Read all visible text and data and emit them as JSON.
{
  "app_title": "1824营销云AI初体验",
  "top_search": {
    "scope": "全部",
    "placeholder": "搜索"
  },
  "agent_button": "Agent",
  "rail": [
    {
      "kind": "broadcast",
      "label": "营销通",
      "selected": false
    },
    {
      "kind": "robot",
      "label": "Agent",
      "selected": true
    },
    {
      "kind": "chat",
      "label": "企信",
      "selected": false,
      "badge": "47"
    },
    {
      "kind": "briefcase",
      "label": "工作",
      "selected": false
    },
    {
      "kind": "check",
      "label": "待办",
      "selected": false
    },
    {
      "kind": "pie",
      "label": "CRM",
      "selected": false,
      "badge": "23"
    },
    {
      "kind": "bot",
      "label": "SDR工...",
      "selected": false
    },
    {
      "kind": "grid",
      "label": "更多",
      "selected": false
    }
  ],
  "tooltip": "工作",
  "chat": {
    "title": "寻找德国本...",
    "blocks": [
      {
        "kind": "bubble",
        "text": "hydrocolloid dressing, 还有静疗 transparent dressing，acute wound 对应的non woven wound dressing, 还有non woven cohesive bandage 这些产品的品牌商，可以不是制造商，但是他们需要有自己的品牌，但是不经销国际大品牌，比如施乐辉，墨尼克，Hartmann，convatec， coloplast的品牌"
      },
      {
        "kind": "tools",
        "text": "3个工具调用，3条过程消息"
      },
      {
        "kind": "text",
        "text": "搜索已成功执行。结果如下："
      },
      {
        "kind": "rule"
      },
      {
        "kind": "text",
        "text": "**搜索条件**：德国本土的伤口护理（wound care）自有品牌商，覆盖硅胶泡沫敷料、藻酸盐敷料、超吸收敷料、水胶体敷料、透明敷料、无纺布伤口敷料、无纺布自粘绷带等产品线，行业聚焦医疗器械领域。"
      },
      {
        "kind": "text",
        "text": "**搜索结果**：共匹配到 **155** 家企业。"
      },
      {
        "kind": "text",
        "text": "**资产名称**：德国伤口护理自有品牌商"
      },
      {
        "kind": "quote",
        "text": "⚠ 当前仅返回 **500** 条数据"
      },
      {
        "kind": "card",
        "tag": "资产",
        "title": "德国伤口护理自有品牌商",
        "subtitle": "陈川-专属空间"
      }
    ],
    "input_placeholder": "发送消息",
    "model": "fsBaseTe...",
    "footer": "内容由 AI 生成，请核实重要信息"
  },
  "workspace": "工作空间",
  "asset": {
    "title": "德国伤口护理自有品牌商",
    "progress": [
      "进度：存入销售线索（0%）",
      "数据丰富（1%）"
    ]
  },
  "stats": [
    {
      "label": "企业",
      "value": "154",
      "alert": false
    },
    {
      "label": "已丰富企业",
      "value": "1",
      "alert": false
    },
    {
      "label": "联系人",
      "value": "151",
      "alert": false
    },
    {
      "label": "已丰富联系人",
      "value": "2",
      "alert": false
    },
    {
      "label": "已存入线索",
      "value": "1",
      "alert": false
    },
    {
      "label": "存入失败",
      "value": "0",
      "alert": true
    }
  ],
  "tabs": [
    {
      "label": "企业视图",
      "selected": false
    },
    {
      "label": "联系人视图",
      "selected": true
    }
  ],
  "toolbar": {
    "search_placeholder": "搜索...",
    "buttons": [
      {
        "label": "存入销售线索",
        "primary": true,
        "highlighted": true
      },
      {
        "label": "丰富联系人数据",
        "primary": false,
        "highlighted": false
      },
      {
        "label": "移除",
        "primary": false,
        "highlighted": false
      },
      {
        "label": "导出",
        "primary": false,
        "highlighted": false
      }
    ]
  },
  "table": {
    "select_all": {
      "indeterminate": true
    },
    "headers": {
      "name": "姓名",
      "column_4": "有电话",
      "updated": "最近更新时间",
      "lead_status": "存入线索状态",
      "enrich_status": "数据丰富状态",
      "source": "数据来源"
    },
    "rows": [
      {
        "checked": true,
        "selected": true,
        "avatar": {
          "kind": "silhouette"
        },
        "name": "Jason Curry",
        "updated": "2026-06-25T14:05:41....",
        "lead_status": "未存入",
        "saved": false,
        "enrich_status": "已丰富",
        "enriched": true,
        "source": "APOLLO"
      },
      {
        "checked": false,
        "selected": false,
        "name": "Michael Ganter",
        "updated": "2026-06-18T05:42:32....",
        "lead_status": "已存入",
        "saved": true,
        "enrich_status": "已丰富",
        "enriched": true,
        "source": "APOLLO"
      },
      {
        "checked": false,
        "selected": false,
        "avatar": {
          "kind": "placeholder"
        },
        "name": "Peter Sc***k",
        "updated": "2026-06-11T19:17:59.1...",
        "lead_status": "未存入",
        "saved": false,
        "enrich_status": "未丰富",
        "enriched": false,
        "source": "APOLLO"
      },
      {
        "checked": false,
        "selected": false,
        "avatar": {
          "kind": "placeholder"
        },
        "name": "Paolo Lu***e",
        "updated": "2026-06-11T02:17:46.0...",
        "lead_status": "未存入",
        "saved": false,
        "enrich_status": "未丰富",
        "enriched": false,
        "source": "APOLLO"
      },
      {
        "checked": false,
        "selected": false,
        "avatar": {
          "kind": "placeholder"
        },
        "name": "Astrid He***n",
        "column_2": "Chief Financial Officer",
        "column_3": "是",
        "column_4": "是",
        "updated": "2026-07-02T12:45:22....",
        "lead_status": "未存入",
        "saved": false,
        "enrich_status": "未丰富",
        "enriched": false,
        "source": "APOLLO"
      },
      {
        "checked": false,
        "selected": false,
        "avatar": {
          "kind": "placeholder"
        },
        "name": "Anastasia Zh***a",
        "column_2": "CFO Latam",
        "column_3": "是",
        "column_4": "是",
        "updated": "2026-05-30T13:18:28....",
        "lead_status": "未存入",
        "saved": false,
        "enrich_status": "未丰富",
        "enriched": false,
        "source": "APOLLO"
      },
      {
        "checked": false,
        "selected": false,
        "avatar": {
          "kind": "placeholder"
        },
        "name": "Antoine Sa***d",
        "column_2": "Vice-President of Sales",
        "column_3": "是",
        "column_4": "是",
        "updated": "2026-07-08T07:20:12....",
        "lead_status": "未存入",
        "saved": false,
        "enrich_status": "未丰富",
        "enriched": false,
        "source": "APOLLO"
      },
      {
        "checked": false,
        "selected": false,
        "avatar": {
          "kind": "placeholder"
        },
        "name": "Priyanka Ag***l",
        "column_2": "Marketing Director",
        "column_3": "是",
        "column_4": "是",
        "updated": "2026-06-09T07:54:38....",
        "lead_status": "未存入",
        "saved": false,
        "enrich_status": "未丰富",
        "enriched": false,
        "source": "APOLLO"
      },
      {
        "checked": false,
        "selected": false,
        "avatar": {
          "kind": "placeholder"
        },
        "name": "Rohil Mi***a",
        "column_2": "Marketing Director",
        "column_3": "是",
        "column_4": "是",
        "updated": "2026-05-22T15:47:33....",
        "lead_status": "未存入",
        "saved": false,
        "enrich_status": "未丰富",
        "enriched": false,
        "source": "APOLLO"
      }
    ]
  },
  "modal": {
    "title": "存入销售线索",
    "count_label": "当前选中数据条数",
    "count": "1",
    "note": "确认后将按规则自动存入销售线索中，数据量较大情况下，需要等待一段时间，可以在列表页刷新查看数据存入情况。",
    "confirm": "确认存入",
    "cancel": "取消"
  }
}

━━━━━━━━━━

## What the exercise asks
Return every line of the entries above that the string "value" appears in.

## Answer to this task
      "value": "154",
      "value": "1",
      "value": "151",
      "value": "2",
      "value": "1",
      "value": "0",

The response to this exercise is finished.